As the first member of her family to be born in the United States, Lisa D’Souza said she gravitated to public interest work in order to ensure the opportunities afforded to her would be available to everyone.
“I always felt this responsibility to make most of what I had been given,” she said. “… I just felt called to return to advocacy work and take part in making some strides in inclusion and equality.”
D’Souza was born to Indian immigrants in St. Louis and moved to Texas just before entering high school. She earned her bachelor’s degree in philosophy from Texas A&M University in 1993. Three years later, she earned her law degree from Harvard Law School.
D’Souza then held legal positions in Texas, Tennessee and Washington, D.C., before returning to St. Louis in 2013 as a health law and policy fellow at Saint Louis University.
“I got to do this policy work, which was interesting and a little bit novel for me,” D’Souza said of that position, which included working on Medicaid-expansion policy.
In August 2014, D’Souza joined the 8th Circuit Office of Staff Attorneys as a staff attorney. In September 2018, she pursued an opportunity she couldn’t resist: filling the Hon. Richard B. Teitelman Chair for Legal Services of Eastern Missouri.
The chair is devoted to the kind of high-impact systemic advocacy that characterized the career of the late Teitelman, who served as LSEM executive director before becoming a judge and later chief justice of the state Supreme Court.

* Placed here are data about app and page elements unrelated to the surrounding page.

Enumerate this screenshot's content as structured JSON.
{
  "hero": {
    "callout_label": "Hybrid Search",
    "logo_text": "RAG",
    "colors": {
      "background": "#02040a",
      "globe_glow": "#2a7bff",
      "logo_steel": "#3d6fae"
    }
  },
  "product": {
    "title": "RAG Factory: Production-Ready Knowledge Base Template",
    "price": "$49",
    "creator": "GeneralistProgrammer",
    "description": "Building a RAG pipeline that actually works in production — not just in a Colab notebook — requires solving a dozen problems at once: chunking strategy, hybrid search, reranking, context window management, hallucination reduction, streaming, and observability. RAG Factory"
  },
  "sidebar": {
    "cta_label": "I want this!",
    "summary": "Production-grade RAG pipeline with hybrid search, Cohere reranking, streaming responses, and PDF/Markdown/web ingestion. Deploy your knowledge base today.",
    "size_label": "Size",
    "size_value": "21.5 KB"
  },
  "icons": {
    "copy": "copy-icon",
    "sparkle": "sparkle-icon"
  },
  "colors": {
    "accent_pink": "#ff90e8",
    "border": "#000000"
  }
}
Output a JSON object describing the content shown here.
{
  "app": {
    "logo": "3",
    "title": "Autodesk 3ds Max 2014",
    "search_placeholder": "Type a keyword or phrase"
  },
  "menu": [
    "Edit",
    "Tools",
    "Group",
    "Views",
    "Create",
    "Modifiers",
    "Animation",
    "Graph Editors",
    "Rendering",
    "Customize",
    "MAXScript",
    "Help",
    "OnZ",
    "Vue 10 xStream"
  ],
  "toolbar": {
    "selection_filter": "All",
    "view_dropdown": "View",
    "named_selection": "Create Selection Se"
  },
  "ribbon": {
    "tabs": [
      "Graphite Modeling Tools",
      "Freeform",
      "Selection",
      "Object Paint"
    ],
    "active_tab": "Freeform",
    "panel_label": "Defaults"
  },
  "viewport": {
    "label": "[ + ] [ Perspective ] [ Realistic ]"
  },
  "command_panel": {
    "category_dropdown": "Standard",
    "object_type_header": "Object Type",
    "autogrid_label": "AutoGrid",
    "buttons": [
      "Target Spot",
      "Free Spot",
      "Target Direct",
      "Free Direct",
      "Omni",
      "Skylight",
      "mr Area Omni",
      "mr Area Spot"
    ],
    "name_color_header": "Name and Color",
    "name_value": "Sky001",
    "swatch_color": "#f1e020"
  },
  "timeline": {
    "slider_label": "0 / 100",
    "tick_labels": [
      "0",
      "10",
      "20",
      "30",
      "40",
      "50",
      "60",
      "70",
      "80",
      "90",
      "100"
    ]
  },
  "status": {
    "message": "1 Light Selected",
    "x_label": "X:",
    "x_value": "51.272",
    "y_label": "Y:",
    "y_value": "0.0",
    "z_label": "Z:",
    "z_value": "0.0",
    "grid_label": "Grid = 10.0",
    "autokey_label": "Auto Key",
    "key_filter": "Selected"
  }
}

“I just saw this sea change in advocacy opportunities in a way that I was waiting and hoping for, and a realization in our community of inequality and lack of access to resources that low-income African American families just don’t have in the way that [other families] do,” she said.
She now works on issues related to public housing in Wellston, northwest of St. Louis. U.S. Department of Housing and Urban Development officials announced in 2018 that the agency planned to eliminate 201 units of public housing in that community, permanently displacing more than 500 people.
D’Souza said losing so many residents would devastate the already-underserved area. She also learned from those families that displacement wasn’t a new story to them —they had lived through it before, and they wanted to stand up to save their housing and community.
For her, this case is all about on empowering those people to make their own situations better.
“In terms of impact and learning, things I’ve tried to carry through my case [are] centering the clients and empowering them — not fixing their problems, but lifting communities. That is important to me,” D’Souza said.
When asked what advice she would give to her younger self, D’Souza thought for a moment.
“I mean, I would tell her you’re not always going to win, and losses hurt most when you care deeply about the issues and clients you are working for. But the fact that you lose doesn’t mean it wasn’t a fight worth taking on,” she said.
“So you shouldn’t measure your success on how many cases you win, but how many times you were willing to take on a client who needed you to fight for them.”